A preterm, very low birth weight infant was born to a mother with early latent syphilis who was treated 10 days and 3 days before delivery with 2.4 mU of benzathine penicillin. The infant had clinical, laboratory, and radiographic abnormalities consistent with congenital syphilis, ie, a Venereal Disease Research Laboratory test titer that was fourfold greater than was the maternal titer, hepatosplenomegaly, abnormal liver function tests, pneumonitis, osteochondritis of the long bones, and cerebrospinal fluid (CSF) examination showing a reactive Venereal Disease Research Laboratory test, pleocytosis, and elevated protein content.
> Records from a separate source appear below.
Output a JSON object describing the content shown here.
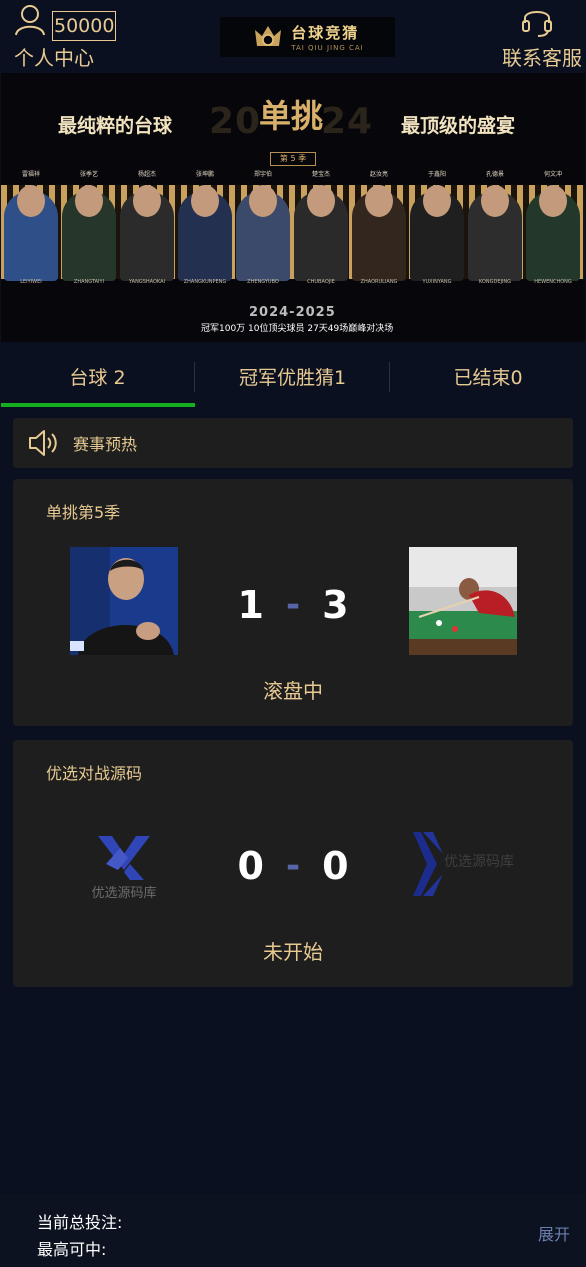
{
  "header": {
    "balance": "50000",
    "user_label": "个人中心",
    "logo_title": "台球竞猜",
    "logo_sub": "TAI QIU JING CAI",
    "service_label": "联系客服"
  },
  "banner": {
    "slogan_left": "最纯粹的台球",
    "slogan_right": "最顶级的盛宴",
    "year_left": "20",
    "year_right": "24",
    "brand": "单挑",
    "season": "第 5 季",
    "players": [
      {
        "name": "雷福祥",
        "en": "LEIYIWEI"
      },
      {
        "name": "张季艺",
        "en": "ZHANGTAIYI"
      },
      {
        "name": "杨超杰",
        "en": "YANGSHAOKAI"
      },
      {
        "name": "张坤鹏",
        "en": "ZHANGKUNPENG"
      },
      {
        "name": "郑宇伯",
        "en": "ZHENGYUBO"
      },
      {
        "name": "楚宝杰",
        "en": "CHUBAOJIE"
      },
      {
        "name": "赵汝亮",
        "en": "ZHAORULIANG"
      },
      {
        "name": "于鑫阳",
        "en": "YUXINYANG"
      },
      {
        "name": "孔德景",
        "en": "KONGDEJING"
      },
      {
        "name": "何文冲",
        "en": "HEWENCHONG"
      }
    ],
    "dates": "2024-2025",
    "info": "冠军100万  10位顶尖球员  27天49场巅峰对决场"
  },
  "tabs": [
    {
      "label": "台球 2"
    },
    {
      "label": "冠军优胜猜1"
    },
    {
      "label": "已结束0"
    }
  ],
  "notice": {
    "text": "赛事预热"
  },
  "matches": [
    {
      "league": "单挑第5季",
      "home_score": "1",
      "away_score": "3",
      "status": "滚盘中"
    },
    {
      "league": "优选对战源码",
      "home_score": "0",
      "away_score": "0",
      "status": "未开始",
      "logo_text": "优选源码库",
      "logo_text_right": "优选源码库"
    }
  ],
  "footer": {
    "total_bet_label": "当前总投注:",
    "max_win_label": "最高可中:",
    "expand_label": "展开"
  },
  "colors": {
    "background": "#0b1020",
    "card": "#1e1e1e",
    "gold": "#e7c992",
    "active_tab": "#14b01f",
    "dash": "#5865a8"
  }
}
The infant died on the third day of life, and an autopsy revealed an evolving gumma of the anterior pituitary. Immunoglobulin M immunoblotting of serum and CSF was positive, and polymerase chain reaction detected Treponema pallidum DNA in endotracheal aspirate and CSF. This case highlights the pathologic abnormalities observed in congenital syphilis and focuses on the rare finding of an evolving anterior pituitary gumma. Furthermore, it documents the failure of maternal syphilis treatment during the last 4 weeks of pregnancy to cure fetal infection and supports the recommendation that all infants born to mothers with syphilis treated during the last 4 weeks of pregnancy should receive penicillin therapy.
|Original language||English (US)|
|Publication status||Published - Jul 1999|
ASJC Scopus subject areas
- Pediatrics, Perinatology, and Child Health